-- Opening Marker --

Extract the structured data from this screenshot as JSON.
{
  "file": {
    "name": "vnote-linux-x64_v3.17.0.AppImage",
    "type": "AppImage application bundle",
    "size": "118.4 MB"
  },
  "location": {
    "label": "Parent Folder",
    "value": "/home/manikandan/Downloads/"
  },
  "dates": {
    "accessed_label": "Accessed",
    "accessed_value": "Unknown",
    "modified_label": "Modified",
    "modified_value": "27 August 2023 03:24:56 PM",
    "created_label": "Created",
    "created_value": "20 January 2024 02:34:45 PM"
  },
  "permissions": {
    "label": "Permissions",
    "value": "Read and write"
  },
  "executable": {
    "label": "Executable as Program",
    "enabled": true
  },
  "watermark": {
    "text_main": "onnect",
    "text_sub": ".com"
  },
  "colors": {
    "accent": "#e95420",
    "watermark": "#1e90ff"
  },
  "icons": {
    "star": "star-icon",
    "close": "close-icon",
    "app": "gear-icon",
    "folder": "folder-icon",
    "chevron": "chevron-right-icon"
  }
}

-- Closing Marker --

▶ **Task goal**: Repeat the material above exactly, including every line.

▶ **Task output**:
Extract the structured data from this screenshot as JSON.
{
  "file": {
    "name": "vnote-linux-x64_v3.17.0.AppImage",
    "type": "AppImage application bundle",
    "size": "118.4 MB"
  },
  "location": {
    "label": "Parent Folder",
    "value": "/home/manikandan/Downloads/"
  },
  "dates": {
    "accessed_label": "Accessed",
    "accessed_value": "Unknown",
    "modified_label": "Modified",
    "modified_value": "27 August 2023 03:24:56 PM",
    "created_label": "Created",
    "created_value": "20 January 2024 02:34:45 PM"
  },
  "permissions": {
    "label": "Permissions",
    "value": "Read and write"
  },
  "executable": {
    "label": "Executable as Program",
    "enabled": true
  },
  "watermark": {
    "text_main": "onnect",
    "text_sub": ".com"
  },
  "colors": {
    "accent": "#e95420",
    "watermark": "#1e90ff"
  },
  "icons": {
    "star": "star-icon",
    "close": "close-icon",
    "app": "gear-icon",
    "folder": "folder-icon",
    "chevron": "chevron-right-icon"
  }
}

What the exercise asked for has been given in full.